Together these stories can pretty much explain why Germany’s superb quality and tech led automotive industries are being squeezed, while the US and China are both set to benefit. Another strand of the same theme – changing supply chains – is the US Military Build-up finding itself tied to global supply chains that ultimately leave it reliant on Russia and China for supplies, just a new Cold War threatens layer a strategic dimension to changing global trade. Never underestimate the capacity of the US Military Industrial complex to juice the US economy. It’s happened before, and can happen again.
I had an interesting argument with a reader yesterday. He was lightly joshing me when I predicted the next six months would see a fundamental shift in the medium-term global outlook. I explained the Morning Porridge doesn’t hold with any of that Kondratieff nonsense about 50 year cycles (although it may be worth thinking about in terms of the parallels between Cold War cycles and the Themistocles Trap.) I explained the current market perspective is:
Markets are about taking views on the future:
- Short-term: What can I eat now?
- Medium-term: What’s for lunch?
- Long-Term: Where are we going for dinner?
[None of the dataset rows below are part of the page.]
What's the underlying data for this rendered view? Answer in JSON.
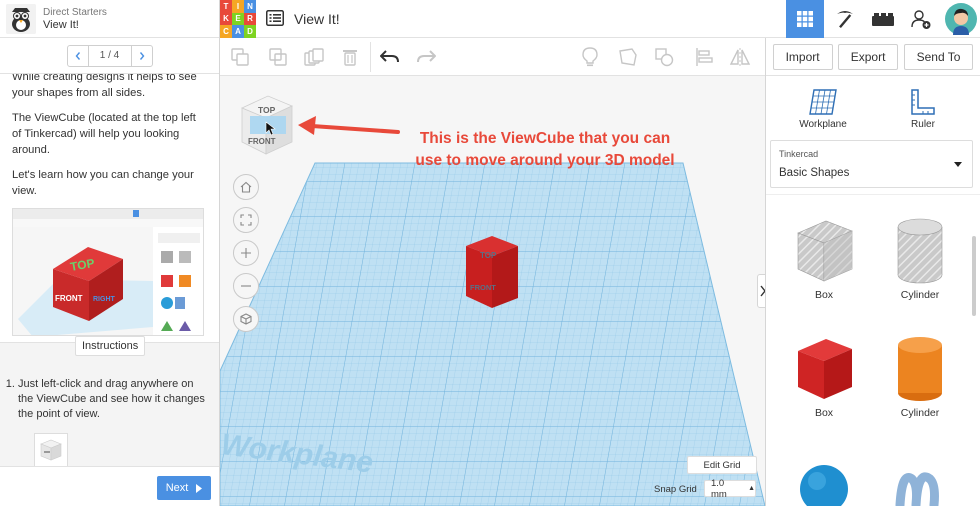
{
  "lesson": {
    "category": "Direct Starters",
    "title": "View It!",
    "page_indicator": "1 / 4",
    "paragraphs": [
      "While creating designs it helps to see your shapes from all sides.",
      "The ViewCube (located at the top left of Tinkercad) will help you looking around.",
      "Let's learn how you can change your view."
    ],
    "instructions_label": "Instructions",
    "instruction_items": [
      "Just left-click and drag anywhere on the ViewCube and see how it changes the point of view."
    ],
    "next_label": "Next"
  },
  "app": {
    "logo_letters": [
      "T",
      "I",
      "N",
      "K",
      "E",
      "R",
      "C",
      "A",
      "D"
    ],
    "logo_colors": [
      "#e8493a",
      "#f5a623",
      "#4a90e2",
      "#e8493a",
      "#7ed321",
      "#e8493a",
      "#f5a623",
      "#4a90e2",
      "#7ed321"
    ],
    "document_title": "View It!",
    "accent": "#4a90e2"
  },
  "toolbar": {
    "import_label": "Import",
    "export_label": "Export",
    "send_to_label": "Send To"
  },
  "tools": {
    "workplane_label": "Workplane",
    "ruler_label": "Ruler"
  },
  "library": {
    "source": "Tinkercad",
    "selected": "Basic Shapes"
  },
  "shapes": [
    {
      "label": "Box",
      "icon": "box-hole-icon"
    },
    {
      "label": "Cylinder",
      "icon": "cylinder-hole-icon"
    },
    {
      "label": "Box",
      "icon": "box-red-icon"
    },
    {
      "label": "Cylinder",
      "icon": "cylinder-orange-icon"
    }
  ],
  "workspace": {
    "annotation_line1": "This is the ViewCube that you can",
    "annotation_line2": "use to move around your 3D model",
    "viewcube_top": "TOP",
    "viewcube_front": "FRONT",
    "workplane_watermark": "Workplane",
    "edit_grid_label": "Edit Grid",
    "snap_grid_label": "Snap Grid",
    "snap_grid_value": "1.0 mm",
    "snap_caret": "▲"
  }
}
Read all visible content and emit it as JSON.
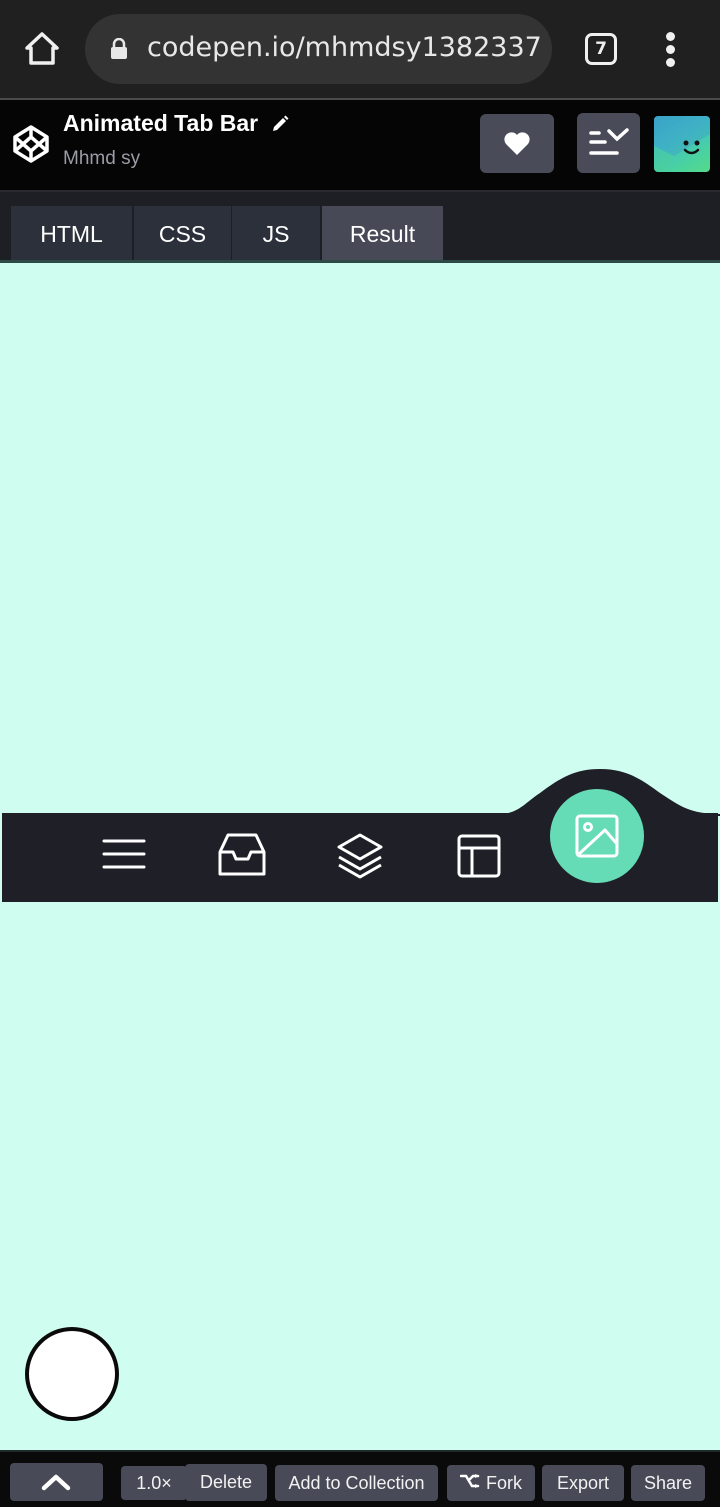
{
  "browser": {
    "url": "codepen.io/mhmdsy1382337",
    "tab_count": "7",
    "icons": {
      "home": "home-icon",
      "lock": "lock-icon",
      "menu": "more-vert-icon"
    }
  },
  "header": {
    "title": "Animated Tab Bar",
    "author": "Mhmd sy",
    "icons": {
      "logo": "codepen-logo-icon",
      "edit": "pencil-icon",
      "heart": "heart-icon",
      "layout": "layout-toggle-icon"
    }
  },
  "editor_tabs": [
    {
      "label": "HTML",
      "active": false
    },
    {
      "label": "CSS",
      "active": false
    },
    {
      "label": "JS",
      "active": false
    },
    {
      "label": "Result",
      "active": true
    }
  ],
  "result": {
    "background": "#cffdf0",
    "tab_bar": {
      "background": "#1f1f27",
      "accent": "#66dcb6",
      "items": [
        {
          "icon": "menu-icon",
          "active": false
        },
        {
          "icon": "inbox-icon",
          "active": false
        },
        {
          "icon": "layers-icon",
          "active": false
        },
        {
          "icon": "layout-icon",
          "active": false
        },
        {
          "icon": "image-icon",
          "active": true
        }
      ]
    }
  },
  "bottom_bar": {
    "zoom": "1.0×",
    "delete": "Delete",
    "add_to_collection": "Add to Collection",
    "fork": "Fork",
    "export": "Export",
    "share": "Share",
    "icons": {
      "up": "chevron-up-icon",
      "fork": "fork-icon"
    }
  }
}
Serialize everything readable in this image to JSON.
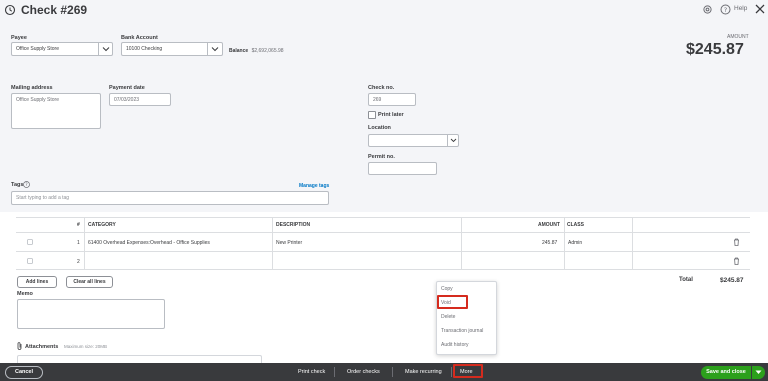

There is a fundamental shift going on – and it moves us into a new economic cycle. Some economies look strong going into it: the US and China, which will lead to them squaring off. But others, like Europe, are entering this phase of economic redefinition starting in recession, facing massive internal issues, and without a unified approach. (Read below how Christine Lagarde’s first day as head girl went..) I wonder if that means an effective long-term strategy will be to buy the Anglo-Saxon economies and sell Yoorp? I suspect so..
The other big theme in the press this morning I can’t ignore is Softbank. Its got a massive target on its forehead. I can’t help but think the pressure of media attention is sweeping it towards the death spiral zone. Try this podcast: The Investor That Spend $1 Billion a Week or WSJ – WeWork Ins’t the Only Stumble For Softbank’s Vision Fund.
Five more things to read this morning:
Out of time, back to the day job..